I was initially turned off by the wording of his best selling book Rich Dad Poor Dad, as my goal in life is not to be rich. However, after giving it some thought, I strongly agreed that I would rather be efficient and smart with my resources than foolish and wasteful.

To give you a taste of Koyosaki's philosophy, here is a table that he uses to describe his 'poor dad versus rich dad' comparison:

Poor Dad vs. Rich Dad

My Poor Dad Says   My Rich Dad Says
  "My house is an asset."   "My house is a liability."
  Rich dad says, "If you stop working today, an asset puts money in your pocket and a liability takes money from your pocket. Too often people call liabilities assets. It's important to know the difference between the two.
  "I can't afford it."   "How can I afford it?"
  The statement "I can't afford it" shuts down your thinking. By asking the right question, you mind opens up and looks for answers.
  "The reason I'm not rich is because I have you kids."   "The reason I must be rich is because I have you kids."
  "I'm not interested in money."   "Money is power."
  "When it comes to money, play it safe - don't take risks."   "Learn how to manage risk."
  "Pay myself last."   "Pay myself first."
  Rich Dad always took a percentage off the top of any income he earned. He put this money into an investment account that went toward purchasing his assets. Poor Dad spent all his money first and never had any remaining for investments.
  Believed that the company you worked for or the government should take care of your financial needs.   Believed in financial self-reliance and financial responsibility.
  Focused only on academic literacy.   Focused on financial literacy as well as academic literacy.
  Learned only the vocabulary of academia.   Learned the vocabulary of finance – "Your words are the most valuable tools you have."
  "I work for my money."   "My money works for me."
  Thought that making more money would solve his financial problem.   Knew that financial education was the answer to his financial problems: "It's not how much money you make that's important – it's how much money you keep and how long you keep it."

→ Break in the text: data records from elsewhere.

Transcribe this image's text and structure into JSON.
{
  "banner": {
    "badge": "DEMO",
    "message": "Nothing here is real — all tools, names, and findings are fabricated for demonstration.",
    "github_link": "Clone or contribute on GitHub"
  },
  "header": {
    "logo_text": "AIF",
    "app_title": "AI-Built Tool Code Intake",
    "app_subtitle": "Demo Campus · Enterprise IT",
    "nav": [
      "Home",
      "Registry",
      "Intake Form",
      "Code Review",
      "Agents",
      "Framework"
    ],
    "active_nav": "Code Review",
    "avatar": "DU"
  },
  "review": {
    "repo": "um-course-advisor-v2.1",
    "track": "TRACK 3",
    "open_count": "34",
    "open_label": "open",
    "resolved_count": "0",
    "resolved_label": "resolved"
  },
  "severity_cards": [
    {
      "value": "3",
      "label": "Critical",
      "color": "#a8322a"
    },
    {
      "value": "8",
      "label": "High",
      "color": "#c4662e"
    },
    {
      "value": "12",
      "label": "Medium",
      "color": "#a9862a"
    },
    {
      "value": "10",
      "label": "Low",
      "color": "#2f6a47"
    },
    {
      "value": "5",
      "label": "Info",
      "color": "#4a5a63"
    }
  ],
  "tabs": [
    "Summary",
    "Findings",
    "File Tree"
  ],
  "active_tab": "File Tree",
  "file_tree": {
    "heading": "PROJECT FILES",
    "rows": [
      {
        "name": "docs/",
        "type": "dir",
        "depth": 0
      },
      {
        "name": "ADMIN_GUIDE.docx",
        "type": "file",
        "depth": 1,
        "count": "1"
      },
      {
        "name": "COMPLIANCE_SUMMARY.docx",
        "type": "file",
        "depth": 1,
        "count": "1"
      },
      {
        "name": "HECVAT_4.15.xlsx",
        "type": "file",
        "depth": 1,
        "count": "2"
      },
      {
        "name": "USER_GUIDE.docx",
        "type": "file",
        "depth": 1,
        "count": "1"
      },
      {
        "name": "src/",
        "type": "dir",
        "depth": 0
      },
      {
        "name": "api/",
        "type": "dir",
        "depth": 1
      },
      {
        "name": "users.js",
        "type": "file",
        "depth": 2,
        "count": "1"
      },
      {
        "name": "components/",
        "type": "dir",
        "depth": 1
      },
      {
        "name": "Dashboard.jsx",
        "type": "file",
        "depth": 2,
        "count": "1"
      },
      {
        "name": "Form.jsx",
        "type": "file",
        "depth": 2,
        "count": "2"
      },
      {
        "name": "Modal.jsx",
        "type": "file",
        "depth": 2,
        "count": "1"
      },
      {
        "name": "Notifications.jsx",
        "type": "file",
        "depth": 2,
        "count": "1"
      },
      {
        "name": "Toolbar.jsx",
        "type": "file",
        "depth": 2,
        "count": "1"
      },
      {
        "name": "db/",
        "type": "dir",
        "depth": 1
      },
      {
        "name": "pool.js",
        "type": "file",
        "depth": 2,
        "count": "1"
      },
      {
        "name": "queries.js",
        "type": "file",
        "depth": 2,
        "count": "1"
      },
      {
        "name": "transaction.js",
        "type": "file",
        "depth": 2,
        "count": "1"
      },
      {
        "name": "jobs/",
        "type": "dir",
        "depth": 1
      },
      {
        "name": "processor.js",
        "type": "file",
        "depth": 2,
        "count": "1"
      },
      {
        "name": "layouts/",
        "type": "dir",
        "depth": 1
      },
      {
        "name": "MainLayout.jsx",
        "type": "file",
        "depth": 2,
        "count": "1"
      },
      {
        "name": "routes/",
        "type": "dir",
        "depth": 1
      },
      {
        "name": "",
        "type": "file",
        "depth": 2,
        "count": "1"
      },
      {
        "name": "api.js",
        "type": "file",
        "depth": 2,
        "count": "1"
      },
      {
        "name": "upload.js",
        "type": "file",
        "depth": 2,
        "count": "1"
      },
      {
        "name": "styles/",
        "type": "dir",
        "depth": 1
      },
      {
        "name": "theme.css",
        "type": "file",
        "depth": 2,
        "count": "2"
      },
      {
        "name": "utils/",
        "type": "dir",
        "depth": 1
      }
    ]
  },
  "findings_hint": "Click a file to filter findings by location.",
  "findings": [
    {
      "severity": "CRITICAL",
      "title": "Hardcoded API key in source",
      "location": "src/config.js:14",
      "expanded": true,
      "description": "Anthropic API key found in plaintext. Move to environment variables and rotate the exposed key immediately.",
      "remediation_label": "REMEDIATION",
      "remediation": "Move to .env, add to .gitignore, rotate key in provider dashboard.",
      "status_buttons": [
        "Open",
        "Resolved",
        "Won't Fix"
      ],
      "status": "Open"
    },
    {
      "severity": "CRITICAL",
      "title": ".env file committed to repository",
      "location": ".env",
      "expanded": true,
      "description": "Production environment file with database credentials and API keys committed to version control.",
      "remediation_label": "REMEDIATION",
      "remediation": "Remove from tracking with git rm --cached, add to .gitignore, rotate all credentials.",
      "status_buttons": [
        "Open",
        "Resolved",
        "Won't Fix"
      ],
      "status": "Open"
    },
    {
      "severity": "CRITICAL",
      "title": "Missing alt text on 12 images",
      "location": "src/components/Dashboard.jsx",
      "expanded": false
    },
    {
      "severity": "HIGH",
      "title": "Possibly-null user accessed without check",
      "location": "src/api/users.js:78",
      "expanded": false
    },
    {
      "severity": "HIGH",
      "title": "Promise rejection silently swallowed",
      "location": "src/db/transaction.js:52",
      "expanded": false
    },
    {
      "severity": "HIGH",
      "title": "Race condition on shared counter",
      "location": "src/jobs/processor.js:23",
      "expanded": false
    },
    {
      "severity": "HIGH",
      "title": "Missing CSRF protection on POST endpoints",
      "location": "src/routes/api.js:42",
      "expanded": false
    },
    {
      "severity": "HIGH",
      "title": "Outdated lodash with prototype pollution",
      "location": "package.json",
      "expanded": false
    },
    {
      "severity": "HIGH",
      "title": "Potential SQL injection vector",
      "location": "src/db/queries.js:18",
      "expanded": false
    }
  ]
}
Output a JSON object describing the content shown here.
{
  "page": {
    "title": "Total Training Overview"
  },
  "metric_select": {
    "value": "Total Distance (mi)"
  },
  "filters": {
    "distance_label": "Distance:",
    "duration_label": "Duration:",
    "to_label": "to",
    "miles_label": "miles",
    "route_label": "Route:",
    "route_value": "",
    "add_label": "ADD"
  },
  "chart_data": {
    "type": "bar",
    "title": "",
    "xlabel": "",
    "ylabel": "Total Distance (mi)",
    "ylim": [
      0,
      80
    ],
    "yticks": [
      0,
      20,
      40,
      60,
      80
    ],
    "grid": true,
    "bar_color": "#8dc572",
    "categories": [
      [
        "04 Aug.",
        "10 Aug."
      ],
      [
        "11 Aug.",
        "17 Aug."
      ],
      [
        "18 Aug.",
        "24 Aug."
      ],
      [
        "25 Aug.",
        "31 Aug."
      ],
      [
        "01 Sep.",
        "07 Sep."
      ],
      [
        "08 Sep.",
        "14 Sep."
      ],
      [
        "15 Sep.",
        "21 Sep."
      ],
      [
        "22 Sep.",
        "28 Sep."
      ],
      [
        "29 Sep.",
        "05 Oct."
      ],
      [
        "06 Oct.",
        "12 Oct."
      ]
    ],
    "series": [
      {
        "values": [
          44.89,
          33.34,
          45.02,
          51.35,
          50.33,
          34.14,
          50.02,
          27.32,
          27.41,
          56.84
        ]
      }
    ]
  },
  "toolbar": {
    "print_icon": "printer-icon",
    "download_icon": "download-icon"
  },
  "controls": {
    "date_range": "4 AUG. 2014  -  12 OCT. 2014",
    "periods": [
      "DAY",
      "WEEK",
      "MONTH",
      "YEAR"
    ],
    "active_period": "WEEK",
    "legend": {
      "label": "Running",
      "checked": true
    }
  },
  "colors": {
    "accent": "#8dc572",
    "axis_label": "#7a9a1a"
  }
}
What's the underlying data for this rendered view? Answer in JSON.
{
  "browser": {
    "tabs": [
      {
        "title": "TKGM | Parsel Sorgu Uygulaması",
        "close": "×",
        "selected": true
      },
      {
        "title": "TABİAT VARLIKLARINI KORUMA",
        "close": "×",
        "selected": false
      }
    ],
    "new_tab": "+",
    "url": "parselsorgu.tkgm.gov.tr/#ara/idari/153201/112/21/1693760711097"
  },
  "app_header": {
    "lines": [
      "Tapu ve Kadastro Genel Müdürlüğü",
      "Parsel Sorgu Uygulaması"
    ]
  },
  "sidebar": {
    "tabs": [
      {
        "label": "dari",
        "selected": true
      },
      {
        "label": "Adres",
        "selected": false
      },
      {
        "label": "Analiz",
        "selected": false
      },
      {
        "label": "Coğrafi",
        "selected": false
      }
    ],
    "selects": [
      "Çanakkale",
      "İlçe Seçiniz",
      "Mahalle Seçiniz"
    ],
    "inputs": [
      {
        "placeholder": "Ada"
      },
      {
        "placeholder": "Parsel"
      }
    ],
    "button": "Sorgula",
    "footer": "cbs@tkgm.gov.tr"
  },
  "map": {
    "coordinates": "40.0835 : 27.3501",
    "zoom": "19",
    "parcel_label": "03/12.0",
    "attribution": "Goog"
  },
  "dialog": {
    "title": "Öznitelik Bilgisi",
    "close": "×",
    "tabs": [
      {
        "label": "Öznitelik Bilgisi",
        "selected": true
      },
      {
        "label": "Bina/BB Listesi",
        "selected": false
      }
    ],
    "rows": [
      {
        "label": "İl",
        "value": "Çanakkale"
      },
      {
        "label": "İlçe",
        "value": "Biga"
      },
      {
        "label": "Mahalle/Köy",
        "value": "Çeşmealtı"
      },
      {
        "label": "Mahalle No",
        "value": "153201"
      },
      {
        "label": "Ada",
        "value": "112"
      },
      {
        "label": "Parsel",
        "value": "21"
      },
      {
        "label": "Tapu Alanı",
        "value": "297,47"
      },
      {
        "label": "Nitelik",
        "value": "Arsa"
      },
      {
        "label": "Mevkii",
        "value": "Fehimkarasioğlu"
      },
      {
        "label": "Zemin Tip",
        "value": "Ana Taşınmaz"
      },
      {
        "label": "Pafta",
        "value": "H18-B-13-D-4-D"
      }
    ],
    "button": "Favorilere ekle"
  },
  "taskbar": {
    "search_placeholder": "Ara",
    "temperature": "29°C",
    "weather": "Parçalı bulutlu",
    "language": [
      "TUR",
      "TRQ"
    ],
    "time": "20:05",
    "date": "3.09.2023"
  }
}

You can learn more about Robert Kiyosaki and the products/services he offers by visiting his website. If you are familiar with this series, let me know what you think.